The announcement by Microsoft that Windows 8 and Windows Phone 8 will share a common core should not come as a surprise. This is where the industry as a whole is moving towards, a world where the once-impermeable walls between mobile and non-mobile ecosystems are suddenly shattered, a paradigm shift initiated by consumers (rather than sysadmins or IT directors).
There are a few points worth investigating though. Windows Phone 8 ONLY works on ARM-based processors at the moment (Qualcomm Snapdragon S4 Plus) and the fact that Windows 8 and Windows Phone 8 have common DNA means that ARM, rather than Intel, is in the driving seat as it stands.
The exponential performance growth of mobile processors (which may soon be supplanted by heterogeneous systems combining GPU and CPU) makes it attractive to Microsoft to shift from a single partner (Intel) to one where competition is the norm and Microsoft can call the shots (don't forget that Microsoft also happens to have an architectural license for ARM).
Also of interest is the fact that Microsoft has released two versions of Windows 8; the x86 version and Windows RT, the ARM-based version which is Microsoft's non-legacy OS.
The latter will allow the software giant to migrate away from any legacy-linked issues and from x86 to one where mobile attributes (long battery life, always on, apps, touch friendly) are fundamental to any user experience.

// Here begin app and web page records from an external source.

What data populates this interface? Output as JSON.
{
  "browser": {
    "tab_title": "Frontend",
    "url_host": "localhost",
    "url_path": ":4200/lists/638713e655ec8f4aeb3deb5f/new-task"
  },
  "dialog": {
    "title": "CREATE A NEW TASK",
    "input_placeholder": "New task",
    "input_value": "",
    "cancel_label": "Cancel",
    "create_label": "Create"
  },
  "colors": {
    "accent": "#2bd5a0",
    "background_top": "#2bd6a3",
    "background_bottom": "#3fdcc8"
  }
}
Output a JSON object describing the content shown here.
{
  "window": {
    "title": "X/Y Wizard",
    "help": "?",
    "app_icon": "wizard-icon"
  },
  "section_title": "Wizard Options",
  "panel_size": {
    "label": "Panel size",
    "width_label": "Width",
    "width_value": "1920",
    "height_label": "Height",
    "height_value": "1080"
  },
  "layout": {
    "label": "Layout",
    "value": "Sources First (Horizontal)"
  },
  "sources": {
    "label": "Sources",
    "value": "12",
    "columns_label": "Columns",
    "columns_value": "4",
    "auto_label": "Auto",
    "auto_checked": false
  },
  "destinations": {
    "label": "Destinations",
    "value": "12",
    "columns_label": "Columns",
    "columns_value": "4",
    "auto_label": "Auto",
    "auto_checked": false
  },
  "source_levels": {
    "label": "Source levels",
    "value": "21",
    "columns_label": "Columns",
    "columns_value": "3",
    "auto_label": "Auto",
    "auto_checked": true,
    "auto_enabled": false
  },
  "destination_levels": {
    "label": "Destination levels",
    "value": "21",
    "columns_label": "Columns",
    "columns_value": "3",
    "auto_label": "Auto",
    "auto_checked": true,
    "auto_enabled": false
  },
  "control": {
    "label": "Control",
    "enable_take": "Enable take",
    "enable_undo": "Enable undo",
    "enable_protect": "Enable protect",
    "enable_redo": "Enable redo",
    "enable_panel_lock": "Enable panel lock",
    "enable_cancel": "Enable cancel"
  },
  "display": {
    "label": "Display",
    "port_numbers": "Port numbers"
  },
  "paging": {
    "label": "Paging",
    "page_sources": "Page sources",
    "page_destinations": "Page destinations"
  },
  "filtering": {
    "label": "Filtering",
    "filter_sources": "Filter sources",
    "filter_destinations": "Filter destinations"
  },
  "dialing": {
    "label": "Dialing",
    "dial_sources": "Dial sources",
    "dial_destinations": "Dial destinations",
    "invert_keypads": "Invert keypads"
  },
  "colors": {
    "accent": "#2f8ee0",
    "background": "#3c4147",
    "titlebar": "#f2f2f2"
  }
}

The bottom line is that Windows 9, to be released sometimes in 2015, is likely to be the first major OS from Microsoft that will work both on tethered or untethered devices, from a smartphone to a workstation, with Windows Server taking over from servers, to mainframe and super computers.